__Task item__.
Could you give back the records exactly, taking out the pictures?

__Raw data__.
----------

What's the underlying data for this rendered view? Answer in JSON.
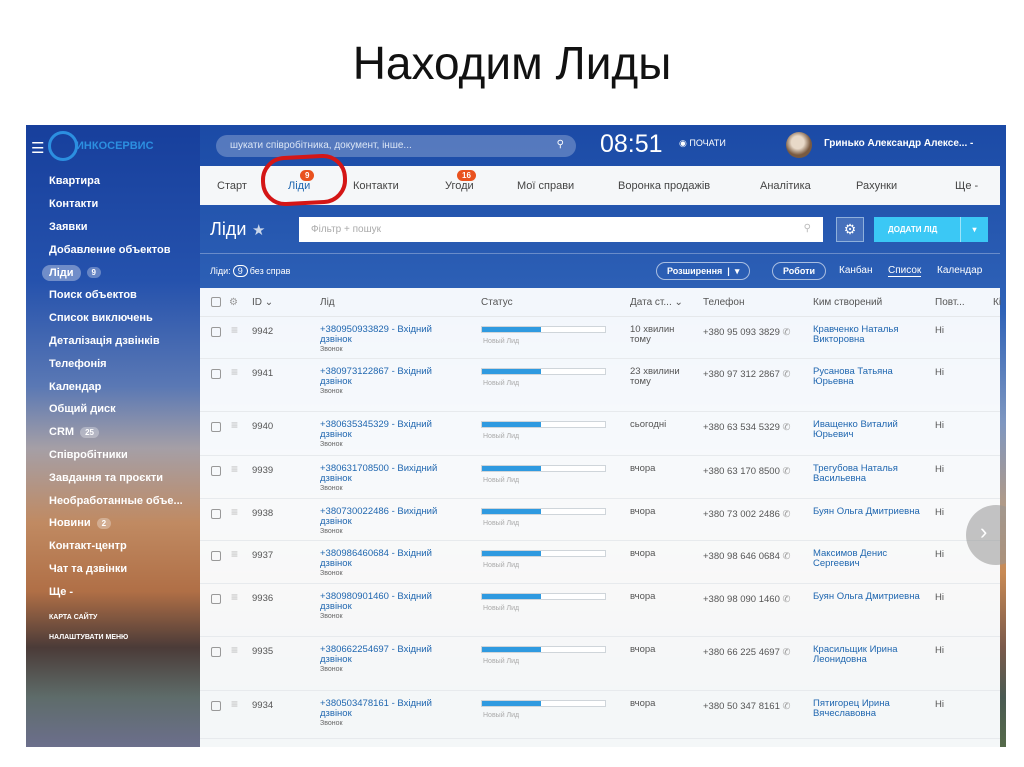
{
  "slide_title": "Находим Лиды",
  "sidebar": {
    "brand": "ИНКОСЕРВИС",
    "items": [
      {
        "label": "Квартира"
      },
      {
        "label": "Контакти"
      },
      {
        "label": "Заявки"
      },
      {
        "label": "Добавление объектов"
      },
      {
        "label": "Ліди",
        "count": "9",
        "active": true
      },
      {
        "label": "Поиск объектов"
      },
      {
        "label": "Список виключень"
      },
      {
        "label": "Деталізація дзвінків"
      },
      {
        "label": "Телефонія"
      },
      {
        "label": "Календар"
      },
      {
        "label": "Общий диск"
      },
      {
        "label": "CRM",
        "count": "25"
      },
      {
        "label": "Співробітники"
      },
      {
        "label": "Завдання та проєкти"
      },
      {
        "label": "Необработанные объе..."
      },
      {
        "label": "Новини",
        "count": "2"
      },
      {
        "label": "Контакт-центр"
      },
      {
        "label": "Чат та дзвінки"
      },
      {
        "label": "Ще -"
      }
    ],
    "site_map": "КАРТА САЙТУ",
    "configure_menu": "НАЛАШТУВАТИ МЕНЮ"
  },
  "header": {
    "search_placeholder": "шукати співробітника, документ, інше...",
    "time": "08:51",
    "start_label": "ПОЧАТИ",
    "user": "Гринько Александр Алексе... -"
  },
  "tabs": [
    {
      "label": "Старт"
    },
    {
      "label": "Ліди",
      "badge": "9"
    },
    {
      "label": "Контакти"
    },
    {
      "label": "Угоди",
      "badge": "16"
    },
    {
      "label": "Мої справи"
    },
    {
      "label": "Воронка продажів"
    },
    {
      "label": "Аналітика"
    },
    {
      "label": "Рахунки"
    },
    {
      "label": "Ще -"
    }
  ],
  "page": {
    "title": "Ліди",
    "filter_placeholder": "Фільтр + пошук",
    "add_button": "ДОДАТИ ЛІД",
    "count_label": "Ліди:",
    "count": "9",
    "count_suffix": "без справ",
    "extensions": "Розширення",
    "robots": "Роботи",
    "views": [
      "Канбан",
      "Список",
      "Календар"
    ]
  },
  "columns": [
    "ID",
    "Лід",
    "Статус",
    "Дата ст...",
    "Телефон",
    "Ким створений",
    "Повт...",
    "Кі"
  ],
  "rows": [
    {
      "id": "9942",
      "lead": "+380950933829 - Вхідний дзвінок",
      "source": "Звонок",
      "status": "Новый Лид",
      "progress": 0.48,
      "date": "10 хвилин тому",
      "phone": "+380 95 093 3829",
      "creator": "Кравченко Наталья Викторовна",
      "repeat": "Ні"
    },
    {
      "id": "9941",
      "lead": "+380973122867 - Вхідний дзвінок",
      "source": "Звонок",
      "status": "Новый Лид",
      "progress": 0.48,
      "date": "23 хвилини тому",
      "phone": "+380 97 312 2867",
      "creator": "Русанова Татьяна Юрьевна",
      "repeat": "Ні"
    },
    {
      "id": "9940",
      "lead": "+380635345329 - Вхідний дзвінок",
      "source": "Звонок",
      "status": "Новый Лид",
      "progress": 0.48,
      "date": "сьогодні",
      "phone": "+380 63 534 5329",
      "creator": "Иващенко Виталий Юрьевич",
      "repeat": "Ні"
    },
    {
      "id": "9939",
      "lead": "+380631708500 - Вихідний дзвінок",
      "source": "Звонок",
      "status": "Новый Лид",
      "progress": 0.48,
      "date": "вчора",
      "phone": "+380 63 170 8500",
      "creator": "Трегубова Наталья Васильевна",
      "repeat": "Ні"
    },
    {
      "id": "9938",
      "lead": "+380730022486 - Вихідний дзвінок",
      "source": "Звонок",
      "status": "Новый Лид",
      "progress": 0.48,
      "date": "вчора",
      "phone": "+380 73 002 2486",
      "creator": "Буян Ольга Дмитриевна",
      "repeat": "Ні"
    },
    {
      "id": "9937",
      "lead": "+380986460684 - Вхідний дзвінок",
      "source": "Звонок",
      "status": "Новый Лид",
      "progress": 0.48,
      "date": "вчора",
      "phone": "+380 98 646 0684",
      "creator": "Максимов Денис Сергеевич",
      "repeat": "Ні"
    },
    {
      "id": "9936",
      "lead": "+380980901460 - Вхідний дзвінок",
      "source": "Звонок",
      "status": "Новый Лид",
      "progress": 0.48,
      "date": "вчора",
      "phone": "+380 98 090 1460",
      "creator": "Буян Ольга Дмитриевна",
      "repeat": "Ні"
    },
    {
      "id": "9935",
      "lead": "+380662254697 - Вхідний дзвінок",
      "source": "Звонок",
      "status": "Новый Лид",
      "progress": 0.48,
      "date": "вчора",
      "phone": "+380 66 225 4697",
      "creator": "Красильщик Ирина Леонидовна",
      "repeat": "Ні"
    },
    {
      "id": "9934",
      "lead": "+380503478161 - Вхідний дзвінок",
      "source": "Звонок",
      "status": "Новый Лид",
      "progress": 0.48,
      "date": "вчора",
      "phone": "+380 50 347 8161",
      "creator": "Пятигорец Ирина Вячеславовна",
      "repeat": "Ні"
    }
  ]
}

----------

__Exercise solution__.
What's the underlying data for this rendered view? Answer in JSON.
{
  "slide_title": "Находим Лиды",
  "sidebar": {
    "brand": "ИНКОСЕРВИС",
    "items": [
      {
        "label": "Квартира"
      },
      {
        "label": "Контакти"
      },
      {
        "label": "Заявки"
      },
      {
        "label": "Добавление объектов"
      },
      {
        "label": "Ліди",
        "count": "9",
        "active": true
      },
      {
        "label": "Поиск объектов"
      },
      {
        "label": "Список виключень"
      },
      {
        "label": "Деталізація дзвінків"
      },
      {
        "label": "Телефонія"
      },
      {
        "label": "Календар"
      },
      {
        "label": "Общий диск"
      },
      {
        "label": "CRM",
        "count": "25"
      },
      {
        "label": "Співробітники"
      },
      {
        "label": "Завдання та проєкти"
      },
      {
        "label": "Необработанные объе..."
      },
      {
        "label": "Новини",
        "count": "2"
      },
      {
        "label": "Контакт-центр"
      },
      {
        "label": "Чат та дзвінки"
      },
      {
        "label": "Ще -"
      }
    ],
    "site_map": "КАРТА САЙТУ",
    "configure_menu": "НАЛАШТУВАТИ МЕНЮ"
  },
  "header": {
    "search_placeholder": "шукати співробітника, документ, інше...",
    "time": "08:51",
    "start_label": "ПОЧАТИ",
    "user": "Гринько Александр Алексе... -"
  },
  "tabs": [
    {
      "label": "Старт"
    },
    {
      "label": "Ліди",
      "badge": "9"
    },
    {
      "label": "Контакти"
    },
    {
      "label": "Угоди",
      "badge": "16"
    },
    {
      "label": "Мої справи"
    },
    {
      "label": "Воронка продажів"
    },
    {
      "label": "Аналітика"
    },
    {
      "label": "Рахунки"
    },
    {
      "label": "Ще -"
    }
  ],
  "page": {
    "title": "Ліди",
    "filter_placeholder": "Фільтр + пошук",
    "add_button": "ДОДАТИ ЛІД",
    "count_label": "Ліди:",
    "count": "9",
    "count_suffix": "без справ",
    "extensions": "Розширення",
    "robots": "Роботи",
    "views": [
      "Канбан",
      "Список",
      "Календар"
    ]
  },
  "columns": [
    "ID",
    "Лід",
    "Статус",
    "Дата ст...",
    "Телефон",
    "Ким створений",
    "Повт...",
    "Кі"
  ],
  "rows": [
    {
      "id": "9942",
      "lead": "+380950933829 - Вхідний дзвінок",
      "source": "Звонок",
      "status": "Новый Лид",
      "progress": 0.48,
      "date": "10 хвилин тому",
      "phone": "+380 95 093 3829",
      "creator": "Кравченко Наталья Викторовна",
      "repeat": "Ні"
    },
    {
      "id": "9941",
      "lead": "+380973122867 - Вхідний дзвінок",
      "source": "Звонок",
      "status": "Новый Лид",
      "progress": 0.48,
      "date": "23 хвилини тому",
      "phone": "+380 97 312 2867",
      "creator": "Русанова Татьяна Юрьевна",
      "repeat": "Ні"
    },
    {
      "id": "9940",
      "lead": "+380635345329 - Вхідний дзвінок",
      "source": "Звонок",
      "status": "Новый Лид",
      "progress": 0.48,
      "date": "сьогодні",
      "phone": "+380 63 534 5329",
      "creator": "Иващенко Виталий Юрьевич",
      "repeat": "Ні"
    },
    {
      "id": "9939",
      "lead": "+380631708500 - Вихідний дзвінок",
      "source": "Звонок",
      "status": "Новый Лид",
      "progress": 0.48,
      "date": "вчора",
      "phone": "+380 63 170 8500",
      "creator": "Трегубова Наталья Васильевна",
      "repeat": "Ні"
    },
    {
      "id": "9938",
      "lead": "+380730022486 - Вихідний дзвінок",
      "source": "Звонок",
      "status": "Новый Лид",
      "progress": 0.48,
      "date": "вчора",
      "phone": "+380 73 002 2486",
      "creator": "Буян Ольга Дмитриевна",
      "repeat": "Ні"
    },
    {
      "id": "9937",
      "lead": "+380986460684 - Вхідний дзвінок",
      "source": "Звонок",
      "status": "Новый Лид",
      "progress": 0.48,
      "date": "вчора",
      "phone": "+380 98 646 0684",
      "creator": "Максимов Денис Сергеевич",
      "repeat": "Ні"
    },
    {
      "id": "9936",
      "lead": "+380980901460 - Вхідний дзвінок",
      "source": "Звонок",
      "status": "Новый Лид",
      "progress": 0.48,
      "date": "вчора",
      "phone": "+380 98 090 1460",
      "creator": "Буян Ольга Дмитриевна",
      "repeat": "Ні"
    },
    {
      "id": "9935",
      "lead": "+380662254697 - Вхідний дзвінок",
      "source": "Звонок",
      "status": "Новый Лид",
      "progress": 0.48,
      "date": "вчора",
      "phone": "+380 66 225 4697",
      "creator": "Красильщик Ирина Леонидовна",
      "repeat": "Ні"
    },
    {
      "id": "9934",
      "lead": "+380503478161 - Вхідний дзвінок",
      "source": "Звонок",
      "status": "Новый Лид",
      "progress": 0.48,
      "date": "вчора",
      "phone": "+380 50 347 8161",
      "creator": "Пятигорец Ирина Вячеславовна",
      "repeat": "Ні"
    }
  ]
}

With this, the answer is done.